by Lyn Gardner
May 21, 2005
The moment when Uncle Vanya discovers Astrov, the doctor, kissing Elena, the woman Vanya loves so completely and hopelessly, is one of the great highlights of Chekhov's comi-tragedy. In Lev Dodin's production for the Maly Drama Theatre of St Petersburg, the moment is not just great—it is perfectly sublime. Entering with a bunch of roses, a gift for his beloved, Sergei Kurishev's gentle giant of a Vanya is so appalled, embarrassed and shamed to discover her in a passionate clinch with Astrov that he becomes rooted to the spot and tries to hide his huge body behind his own small, dripping bouquet.
It is this kind of detail, this capturing of the essence of human emotions, that makes the Maly such a great company. You see it in the way Kesenia Rappoport's Elena simultaneously uses her hat as both a shield against the attentions of Vanya and a means of flirting with Astrov. Or the way Igor Ivanov's Professor looks and walks like a bloodless cadaver, and yet clutches desperately at his young wife's breast like a vampire trying to remember how it felt to be alive.

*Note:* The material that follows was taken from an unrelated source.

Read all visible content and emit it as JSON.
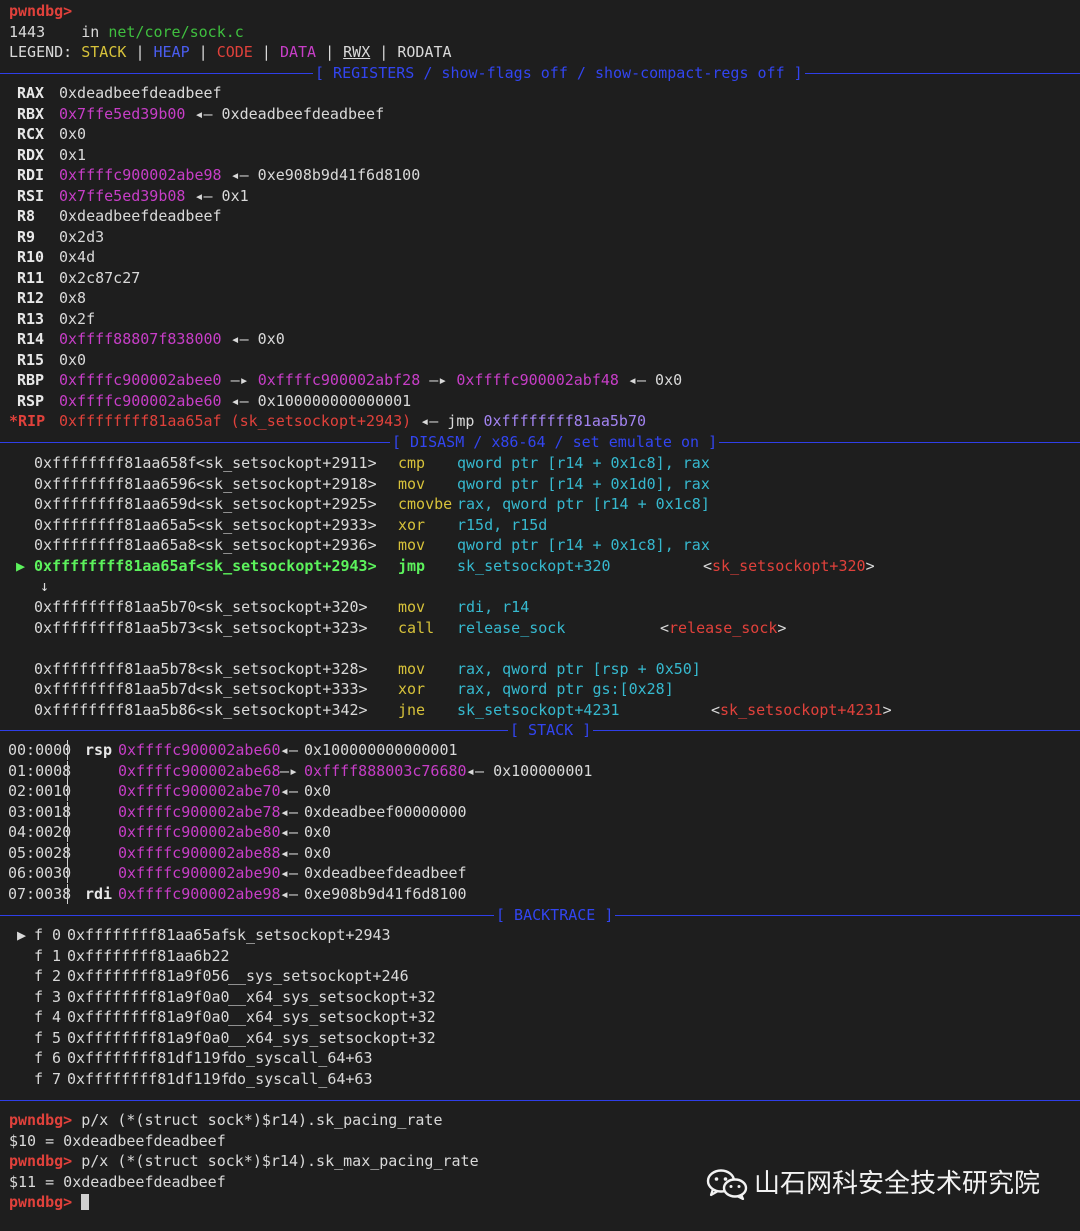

Towards the end, Dodin springs a major surprise that takes your breath away—yet feels completely right. Not only do these people have to find a way to go on in the face of despair, Dodin suggests, but they will have to do so carrying the stain of knowledge that can't be washed away.
Performed in Russian with surtitles, this is a beautiful production that has the stillness and luminosity of a great painting. The placing of the actors is just so: a spatial demonstration of the ties that bind and the gulfs that distance them.
Curiously, however, the production doesn't really come to life until after the interval. It is as if it is too aware of itself and too little aware of the terrible absurdity of life. But stick with it and you will be amply rewarded in a production that asks loudly and urgently, "What is left?" when all hope is destroyed.
Learn more about the production.